Step 4. Select and train the dog. Once a therapy dog has been identified, your organization will need to ensure that the dog is properly trained and socialized to work with first responders. This may involve working with a professional trainer or attending a therapy dog training program. You can find list of therapy dog trainers by state here.


Don't forget – download a fillable therapy dog weekly checklist to use at your organization and keep your new four-legged friend on a consistent schedule! There are also spots to record the date and distance of walks, and a fillable calendar for vet appointments. Fill out the form at the bottom of this article to download the free PDF for use as part of your new therapy dog program.

Step 5. Develop policies and procedures. Your organization should develop clear policies and procedures for incorporating the therapy dog into the workplace. This may include guidelines for handling the dog, scheduling visits, and ensuring the safety of staff and patients.

Step 6. Implement and evaluate. Finally, your organization should implement the therapy dog program and regularly evaluate its effectiveness. This may involve collecting feedback from staff and tracking outcomes such as stress reduction, job satisfaction and improved communication. For more information on how best to implement a therapy dog station at your organization, check out this Lexipol on-demand webinar, “Getting Started with First Responder Therapy Dogs”.


Read next:

Therapy dogs: The next step in enhancing firefighter wellness programs

Dogs have a long history helping firefighters; now they expand their role to offer physical and mental health benefits

What else do you need?

When you adopt a therapy dog, you are welcoming a new member to your public safety organization. However, Fido will need a few things to make him feel comfortable in his new home. Check out these products for your therapy dog:


Orthopedic dog bed with memory foam

This is an orthopedic dog bed option, which will be easy on your dog’s joints as he gets older. It also has a removable cover for easy washing – always a plus.

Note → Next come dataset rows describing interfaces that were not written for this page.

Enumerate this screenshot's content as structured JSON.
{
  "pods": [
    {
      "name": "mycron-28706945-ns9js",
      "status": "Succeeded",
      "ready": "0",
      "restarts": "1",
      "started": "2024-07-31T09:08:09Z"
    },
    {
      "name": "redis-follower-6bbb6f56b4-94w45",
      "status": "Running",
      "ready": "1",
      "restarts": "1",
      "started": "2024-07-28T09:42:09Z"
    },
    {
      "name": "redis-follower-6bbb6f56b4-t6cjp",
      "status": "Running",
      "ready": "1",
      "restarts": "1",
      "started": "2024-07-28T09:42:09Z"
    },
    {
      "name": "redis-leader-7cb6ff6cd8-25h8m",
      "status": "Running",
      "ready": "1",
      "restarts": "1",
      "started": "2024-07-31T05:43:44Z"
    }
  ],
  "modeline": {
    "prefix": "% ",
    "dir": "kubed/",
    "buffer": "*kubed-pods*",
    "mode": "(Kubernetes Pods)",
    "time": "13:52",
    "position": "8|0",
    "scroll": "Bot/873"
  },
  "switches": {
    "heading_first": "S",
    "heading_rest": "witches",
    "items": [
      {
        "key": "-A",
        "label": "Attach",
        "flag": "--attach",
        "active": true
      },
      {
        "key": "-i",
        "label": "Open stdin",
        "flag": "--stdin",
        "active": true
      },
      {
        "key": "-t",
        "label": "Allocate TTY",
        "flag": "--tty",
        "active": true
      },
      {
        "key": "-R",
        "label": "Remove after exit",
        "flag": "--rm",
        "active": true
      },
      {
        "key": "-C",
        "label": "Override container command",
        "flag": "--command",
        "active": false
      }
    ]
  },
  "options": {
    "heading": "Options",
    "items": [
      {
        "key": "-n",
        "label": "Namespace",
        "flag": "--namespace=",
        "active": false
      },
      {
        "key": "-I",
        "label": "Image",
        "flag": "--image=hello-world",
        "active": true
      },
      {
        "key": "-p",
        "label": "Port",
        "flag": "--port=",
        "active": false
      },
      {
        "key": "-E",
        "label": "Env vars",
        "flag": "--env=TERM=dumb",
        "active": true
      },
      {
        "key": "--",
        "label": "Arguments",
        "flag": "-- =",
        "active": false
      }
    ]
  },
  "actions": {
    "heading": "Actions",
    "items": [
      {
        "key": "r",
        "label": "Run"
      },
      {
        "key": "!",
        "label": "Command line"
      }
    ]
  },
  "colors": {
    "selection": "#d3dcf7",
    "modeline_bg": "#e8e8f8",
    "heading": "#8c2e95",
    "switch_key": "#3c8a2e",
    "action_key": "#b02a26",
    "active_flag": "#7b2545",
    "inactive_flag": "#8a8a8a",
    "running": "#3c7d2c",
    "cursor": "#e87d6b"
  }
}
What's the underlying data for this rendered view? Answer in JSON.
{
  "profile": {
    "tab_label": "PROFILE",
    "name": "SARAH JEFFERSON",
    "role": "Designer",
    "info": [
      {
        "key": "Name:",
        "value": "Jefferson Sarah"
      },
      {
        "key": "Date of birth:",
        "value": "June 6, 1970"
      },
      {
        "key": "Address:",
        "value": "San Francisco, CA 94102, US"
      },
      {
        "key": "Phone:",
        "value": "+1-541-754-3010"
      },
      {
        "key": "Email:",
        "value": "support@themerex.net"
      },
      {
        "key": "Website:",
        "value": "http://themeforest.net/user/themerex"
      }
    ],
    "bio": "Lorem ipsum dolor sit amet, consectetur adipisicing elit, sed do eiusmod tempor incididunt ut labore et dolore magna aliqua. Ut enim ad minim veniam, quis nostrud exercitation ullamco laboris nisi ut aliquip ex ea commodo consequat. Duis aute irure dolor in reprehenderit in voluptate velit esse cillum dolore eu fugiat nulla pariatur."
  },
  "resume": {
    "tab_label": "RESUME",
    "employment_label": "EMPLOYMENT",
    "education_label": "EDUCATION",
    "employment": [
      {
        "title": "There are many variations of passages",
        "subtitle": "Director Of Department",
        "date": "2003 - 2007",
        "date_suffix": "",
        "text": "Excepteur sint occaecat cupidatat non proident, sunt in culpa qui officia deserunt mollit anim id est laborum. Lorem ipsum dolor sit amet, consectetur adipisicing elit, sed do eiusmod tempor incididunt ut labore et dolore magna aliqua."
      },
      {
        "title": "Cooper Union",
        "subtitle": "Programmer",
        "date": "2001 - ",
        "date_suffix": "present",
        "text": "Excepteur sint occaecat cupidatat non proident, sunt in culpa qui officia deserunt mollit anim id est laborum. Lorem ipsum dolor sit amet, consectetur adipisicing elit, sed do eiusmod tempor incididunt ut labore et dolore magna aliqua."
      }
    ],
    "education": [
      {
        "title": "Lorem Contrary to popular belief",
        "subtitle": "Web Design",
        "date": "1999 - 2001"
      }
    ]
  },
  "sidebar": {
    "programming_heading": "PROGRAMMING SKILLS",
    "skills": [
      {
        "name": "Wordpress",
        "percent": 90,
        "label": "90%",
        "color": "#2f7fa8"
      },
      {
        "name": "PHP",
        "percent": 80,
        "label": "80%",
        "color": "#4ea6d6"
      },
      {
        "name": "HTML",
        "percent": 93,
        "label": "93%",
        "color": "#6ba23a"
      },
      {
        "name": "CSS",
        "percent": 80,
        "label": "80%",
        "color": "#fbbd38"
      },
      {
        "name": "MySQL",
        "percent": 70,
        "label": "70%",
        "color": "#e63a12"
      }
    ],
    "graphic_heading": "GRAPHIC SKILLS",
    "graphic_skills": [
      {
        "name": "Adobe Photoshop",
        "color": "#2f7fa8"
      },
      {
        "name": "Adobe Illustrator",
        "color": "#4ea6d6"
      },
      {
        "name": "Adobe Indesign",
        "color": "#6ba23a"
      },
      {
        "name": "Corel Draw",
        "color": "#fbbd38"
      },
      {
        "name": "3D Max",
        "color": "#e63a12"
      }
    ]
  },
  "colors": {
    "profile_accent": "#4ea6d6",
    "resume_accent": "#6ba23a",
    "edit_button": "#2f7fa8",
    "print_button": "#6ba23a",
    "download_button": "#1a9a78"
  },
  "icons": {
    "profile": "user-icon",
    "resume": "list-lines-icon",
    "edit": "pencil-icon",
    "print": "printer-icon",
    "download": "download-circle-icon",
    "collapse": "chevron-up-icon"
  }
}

Washable couch cover with pillow

This might be helpful if you have station furniture you want to protect from accidents or scratches from excited puppies.


Waterproof action collar for dogs

This rugged collar is tear-proof and waterproof for active dogs in case your new pup is the adventurous type.


Firefighter turnout gear collar

Or, perhaps, you want your therapy dog to match your fire department members?


EMS-themed dog collar

Or your EMS members?


Police tape-themed dog collar

Or your police officers?


Reflective leash

This a durable option that is also reflective, which might come in handy if you end up taking your pup for a stroll around the block after a call at 2 a.m. before you head back to bed.


Interactive dog bone toy

If it’s a busy night and Fido can’t be walked right away, this is a great option, as it will move on its own and give your pup a bit of exercise while everyone is off fighting crime, fires or cardiac arrests.


Treat dispenser puzzle

This is another good option that will help keep your dog entertained and his mind sharp. 

Making the call to add a therapy dog program

The addition of a therapy dog will undoubtedly benefit the members of your public safety organization and give them something joyful to return to after the next inevitable difficult call. By following the above steps and fully researching your options, you can create a thriving therapy dog program that will benefit your agency for years to come.
Are you on the fence about incorporating a therapy animal into your organization? Send an email to with your questions and let us know your thoughts.

Rachel Engel is an award-winning journalist and the senior editor of and In addition to her regular editing duties, Engel seeks to tell the heroic, human stories of first responders and the importance of their work. She earned her bachelor’s degree in communications from Cameron University in Lawton, Oklahoma, and began her career as a freelance writer, focusing on government and military issues. Engel joined Lexipol in 2015 and has since reported on issues related to public safety. Engel lives in Wichita, Kansas. She can be reached via email.